President Obama is racing to turn Bain Capital into a liability for Mitt Romney, even as the Republican candidate argues that his track record at the private-equity firm qualifies him to be president.

Obama on Monday published a  new ad starring two former steel workers who say they lost their jobs because Bain bought their company and closed the Missouri steel plant after making money off of it.

Both Romney and Obama are exaggerating parts of the story. Romney's team has argued that Romney isn't responsible for the job losses in question because the plant was shut down in 2001, two years after Romney left Bain. Obama's campaign says Romney is responsible for them because he created the "structure" under which the workers lost their jobs.

The Obama campaign has also drawn criticism from a former White House adviser and fact-checkers, though that doesn't seem to change the reality that most people don't fully understand what private equity is, or how to even measure Romney's success there.

If the Bain debate seems familiar to you, it's because this fight has already been had during the Republican primary. Newt Gingrich led the charge against Romney, calling him a vulture capitalist for buying companies, profiting off of them and leaving them in the dust. Romney responded by claiming that he created 100,000 jobs through his work at Bain.

Financial analysts might have been perplexed as to why Romney made that assertion. Private-equity firms aren't intended to create jobs; their goal is to make money for investors.
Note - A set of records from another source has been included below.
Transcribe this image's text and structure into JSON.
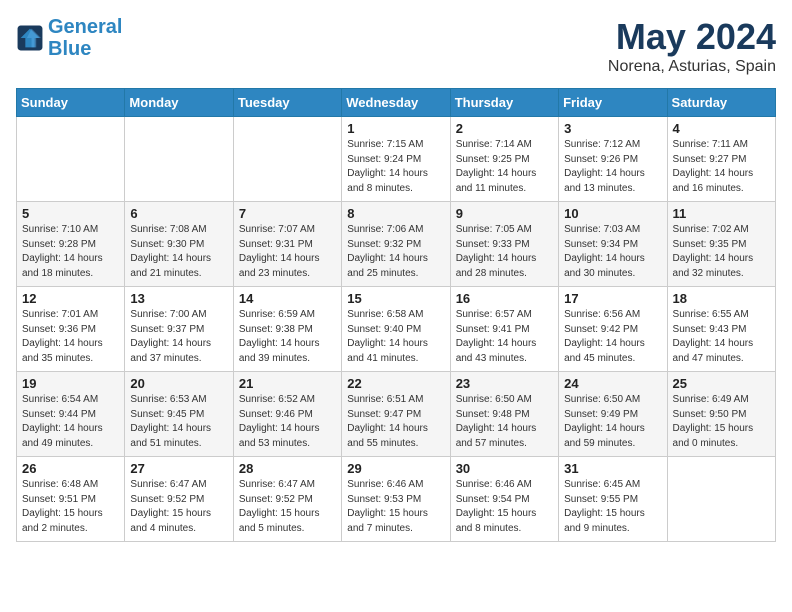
{
  "header": {
    "logo_line1": "General",
    "logo_line2": "Blue",
    "month": "May 2024",
    "location": "Norena, Asturias, Spain"
  },
  "weekdays": [
    "Sunday",
    "Monday",
    "Tuesday",
    "Wednesday",
    "Thursday",
    "Friday",
    "Saturday"
  ],
  "weeks": [
    [
      {
        "day": "",
        "content": ""
      },
      {
        "day": "",
        "content": ""
      },
      {
        "day": "",
        "content": ""
      },
      {
        "day": "1",
        "content": "Sunrise: 7:15 AM\nSunset: 9:24 PM\nDaylight: 14 hours\nand 8 minutes."
      },
      {
        "day": "2",
        "content": "Sunrise: 7:14 AM\nSunset: 9:25 PM\nDaylight: 14 hours\nand 11 minutes."
      },
      {
        "day": "3",
        "content": "Sunrise: 7:12 AM\nSunset: 9:26 PM\nDaylight: 14 hours\nand 13 minutes."
      },
      {
        "day": "4",
        "content": "Sunrise: 7:11 AM\nSunset: 9:27 PM\nDaylight: 14 hours\nand 16 minutes."
      }
    ],
    [
      {
        "day": "5",
        "content": "Sunrise: 7:10 AM\nSunset: 9:28 PM\nDaylight: 14 hours\nand 18 minutes."
      },
      {
        "day": "6",
        "content": "Sunrise: 7:08 AM\nSunset: 9:30 PM\nDaylight: 14 hours\nand 21 minutes."
      },
      {
        "day": "7",
        "content": "Sunrise: 7:07 AM\nSunset: 9:31 PM\nDaylight: 14 hours\nand 23 minutes."
      },
      {
        "day": "8",
        "content": "Sunrise: 7:06 AM\nSunset: 9:32 PM\nDaylight: 14 hours\nand 25 minutes."
      },
      {
        "day": "9",
        "content": "Sunrise: 7:05 AM\nSunset: 9:33 PM\nDaylight: 14 hours\nand 28 minutes."
      },
      {
        "day": "10",
        "content": "Sunrise: 7:03 AM\nSunset: 9:34 PM\nDaylight: 14 hours\nand 30 minutes."
      },
      {
        "day": "11",
        "content": "Sunrise: 7:02 AM\nSunset: 9:35 PM\nDaylight: 14 hours\nand 32 minutes."
      }
    ],
    [
      {
        "day": "12",
        "content": "Sunrise: 7:01 AM\nSunset: 9:36 PM\nDaylight: 14 hours\nand 35 minutes."
      },
      {
        "day": "13",
        "content": "Sunrise: 7:00 AM\nSunset: 9:37 PM\nDaylight: 14 hours\nand 37 minutes."
      },
      {
        "day": "14",
        "content": "Sunrise: 6:59 AM\nSunset: 9:38 PM\nDaylight: 14 hours\nand 39 minutes."
      },
      {
        "day": "15",
        "content": "Sunrise: 6:58 AM\nSunset: 9:40 PM\nDaylight: 14 hours\nand 41 minutes."
      },
      {
        "day": "16",
        "content": "Sunrise: 6:57 AM\nSunset: 9:41 PM\nDaylight: 14 hours\nand 43 minutes."
      },
      {
        "day": "17",
        "content": "Sunrise: 6:56 AM\nSunset: 9:42 PM\nDaylight: 14 hours\nand 45 minutes."
      },
      {
        "day": "18",
        "content": "Sunrise: 6:55 AM\nSunset: 9:43 PM\nDaylight: 14 hours\nand 47 minutes."
      }
    ],
    [
      {
        "day": "19",
        "content": "Sunrise: 6:54 AM\nSunset: 9:44 PM\nDaylight: 14 hours\nand 49 minutes."
      },
      {
        "day": "20",
        "content": "Sunrise: 6:53 AM\nSunset: 9:45 PM\nDaylight: 14 hours\nand 51 minutes."
      },
      {
        "day": "21",
        "content": "Sunrise: 6:52 AM\nSunset: 9:46 PM\nDaylight: 14 hours\nand 53 minutes."
      },
      {
        "day": "22",
        "content": "Sunrise: 6:51 AM\nSunset: 9:47 PM\nDaylight: 14 hours\nand 55 minutes."
      },
      {
        "day": "23",
        "content": "Sunrise: 6:50 AM\nSunset: 9:48 PM\nDaylight: 14 hours\nand 57 minutes."
      },
      {
        "day": "24",
        "content": "Sunrise: 6:50 AM\nSunset: 9:49 PM\nDaylight: 14 hours\nand 59 minutes."
      },
      {
        "day": "25",
        "content": "Sunrise: 6:49 AM\nSunset: 9:50 PM\nDaylight: 15 hours\nand 0 minutes."
      }
    ],
    [
      {
        "day": "26",
        "content": "Sunrise: 6:48 AM\nSunset: 9:51 PM\nDaylight: 15 hours\nand 2 minutes."
      },
      {
        "day": "27",
        "content": "Sunrise: 6:47 AM\nSunset: 9:52 PM\nDaylight: 15 hours\nand 4 minutes."
      },
      {
        "day": "28",
        "content": "Sunrise: 6:47 AM\nSunset: 9:52 PM\nDaylight: 15 hours\nand 5 minutes."
      },
      {
        "day": "29",
        "content": "Sunrise: 6:46 AM\nSunset: 9:53 PM\nDaylight: 15 hours\nand 7 minutes."
      },
      {
        "day": "30",
        "content": "Sunrise: 6:46 AM\nSunset: 9:54 PM\nDaylight: 15 hours\nand 8 minutes."
      },
      {
        "day": "31",
        "content": "Sunrise: 6:45 AM\nSunset: 9:55 PM\nDaylight: 15 hours\nand 9 minutes."
      },
      {
        "day": "",
        "content": ""
      }
    ]
  ]
}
And Romney's claim itself was dubious - the companies he pointed to that added thousands of jobs did so after he left the firm. His campaign today stands by taking credit for those jobs, even as it says Romney isn't responsible for jobs that were lost after 1999, like those at the shuttered steel plant in Missouri that's the focus of Obama's new ad.

"During Mitt Romney's time at Bain Capital, the firm invested in or helped start up over 100 companies," Romney spokeswoman Andrea Saul said in an email. "If you look at just four of the startups alone, they add up to more than 120,000 jobs - Bain's help under Gov. Romney led to the existence of those companies and, thus, the jobs."

Romney countered Obama today by pushing out his own video about a steel company that he says grew because Bain invested in it. The ad says the company, Steel Dynamics, grew from 1,400 workers to more than 6,000 because of Romney.

Steven Rattner, Obama's former auto bailout adviser, said this morning that the jobs focus is misleading.

"Mitt Romney made a mistake ever talking about the fact that he created 100,000 jobs," Rattner said on TV. "Bain Capital's responsibility was never to create 100,000 jobs, or some other number. It was to make profits for its investors."

Rattner said job losses are "part of capitalism" - a line similar to what Romney has said in defending his time at the firm - and added that Bain performed "superbly well" and acted "responsibly."

Democrats have spurned their turncoat. Democratic National Committee spokeswoman Melanie Roussell responded in an email: "This is exactly the point. He says Romney is wrong to claim his goal was job creation - it wasn't. No one is challenging Romney's right to run his business as he saw fit, and no one is questioning the private equity industry. That's  not what this is about. This is about whether the lessons and values Romney drew from his time as a buyout specialist are the right lessons and values we want in our President."

One reason you won't hear Romney talk about Bain a lot is because it separates himself from real workers in real jobs, not financial speculators and high-powered investors who buy and sell companies. Even if Romney had impeccable success at Bain, few independent voters are able to connect with the idea of running a private-equity firm.

The reality is that Romney more likely than not did a good job at Bain. He's a smart businessman with an ideal upbringing to merit success at a private-equity firm. He'll have trouble explaining why he can claim credit for jobs that were created after he left, but not take the blame for jobs that were lost after he left - what's undeniable is that he and his investors made money during the process, which was their goal.

Obama will also have trouble explaining why Romney is the "vampire," as the new ad says, who sucked the jobs out of the Missouri steel plant two years after Romney left. But it seems clear that Obama's attack on Bain is another arrow he has that's not about his own economic record of the past three years, a point that Republicans seem to be making fairly. A day in which the news media cover Bain instead of the unemployment rate is a good day for Obama, no matter what exactly Romney did while he was there.